Article first published online: 10 FEB 2012
© 2011 The Authors. MicrobiologyOpen published by Blackwell Publishing Ltd.
This is an open access article under the terms of the Creative Commons Attribution-NonCommercial License, which permits use, distribution and reproduction in any medium, provided the original work is properly cited and is not used for commercial purposes.
Ecology and Evolution
Volume 2, Issue 3, pages 550–561, March 2012
How to Cite
Ting, N., Astaras, C., Hearn, G., Honarvar, S., Corush, J., Burrell, A. S., Phillips, N., Morgan, B. J., Gadsby, E. L., Raaum, R. and Roos, C. (2012), Genetic signatures of a demographic collapse in a large-bodied forest dwelling primate (Mandrillus leucophaeus). Ecology and Evolution, 2: 550–561. doi: 10.1002/ece3.98
- Issue published online: 12 MAR 2012
- Article first published online: 10 FEB 2012
- Received: 09 September 2011; Revised: 29 November 2011; Approved: 29 November 2011
- Bayesian Skyline Plot;
- climate change;
- Cross-Sanaga-Bioko forests;

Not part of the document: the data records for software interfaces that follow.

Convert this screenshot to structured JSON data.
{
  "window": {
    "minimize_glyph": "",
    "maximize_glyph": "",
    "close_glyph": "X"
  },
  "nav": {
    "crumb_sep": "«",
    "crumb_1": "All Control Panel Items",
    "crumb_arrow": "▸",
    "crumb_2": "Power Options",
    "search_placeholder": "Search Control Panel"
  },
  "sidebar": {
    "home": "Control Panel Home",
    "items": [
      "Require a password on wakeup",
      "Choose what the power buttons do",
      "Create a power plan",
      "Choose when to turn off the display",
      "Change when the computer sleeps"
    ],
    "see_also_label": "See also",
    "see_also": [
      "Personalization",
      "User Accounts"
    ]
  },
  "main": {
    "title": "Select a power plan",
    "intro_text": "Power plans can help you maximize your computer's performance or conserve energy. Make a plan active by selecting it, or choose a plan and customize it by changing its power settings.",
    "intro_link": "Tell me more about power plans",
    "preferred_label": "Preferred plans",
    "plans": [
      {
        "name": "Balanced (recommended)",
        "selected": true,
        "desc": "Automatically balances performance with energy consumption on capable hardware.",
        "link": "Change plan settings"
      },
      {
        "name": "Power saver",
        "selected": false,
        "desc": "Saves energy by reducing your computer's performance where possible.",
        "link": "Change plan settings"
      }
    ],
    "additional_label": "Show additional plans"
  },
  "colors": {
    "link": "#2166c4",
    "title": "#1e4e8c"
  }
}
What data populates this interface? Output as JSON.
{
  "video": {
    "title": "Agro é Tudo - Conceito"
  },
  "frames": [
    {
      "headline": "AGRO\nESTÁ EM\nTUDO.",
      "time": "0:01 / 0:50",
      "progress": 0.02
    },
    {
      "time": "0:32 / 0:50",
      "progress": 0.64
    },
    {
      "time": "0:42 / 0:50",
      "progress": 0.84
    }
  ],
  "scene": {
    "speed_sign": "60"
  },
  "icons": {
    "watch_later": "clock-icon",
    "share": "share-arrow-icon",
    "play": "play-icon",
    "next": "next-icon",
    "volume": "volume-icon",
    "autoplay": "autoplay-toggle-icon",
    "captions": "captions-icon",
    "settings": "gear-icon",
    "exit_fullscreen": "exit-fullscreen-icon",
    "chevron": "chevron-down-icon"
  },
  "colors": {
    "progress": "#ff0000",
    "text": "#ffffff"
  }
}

It is difficult to predict how current climate change will affect wildlife species adapted to a tropical rainforest environment. Understanding how population dynamics fluctuated in such species throughout periods of past climatic change can provide insight into this issue. The drill (Mandrillus leucophaeus) is a large-bodied rainforest adapted mammal found in West Central Africa. In the middle of this endangered monkey's geographic range is Lake Barombi Mbo, which has a well-documented palynological record of environmental change that dates to the Late Pleistocene. We used a Bayesian coalescent-based framework to analyze 2,076 base pairs of mitochondrial DNA across wild drill populations to infer past changes in female effective population size since the Late Pleistocene. Our results suggest that the drill underwent a nearly 15-fold demographic collapse in female effective population size that was most prominent during the Mid Holocene (approximately 3-5 Ka). This time period coincides with a period of increased dryness and seasonality across Africa and a dramatic reduction in forest coverage at Lake Barombi Mbo. We believe that these changes in climate and forest coverage were the driving forces behind the drill population decline. Furthermore, the warm temperatures and increased aridity of the Mid Holocene are potentially analogous to current and future conditions faced by many tropical rainforest communities. In order to prevent future declines in population size in rainforest-adapted species such as the drill, large tracts of forest should be protected to both preserve habitat and prevent forest loss through aridification.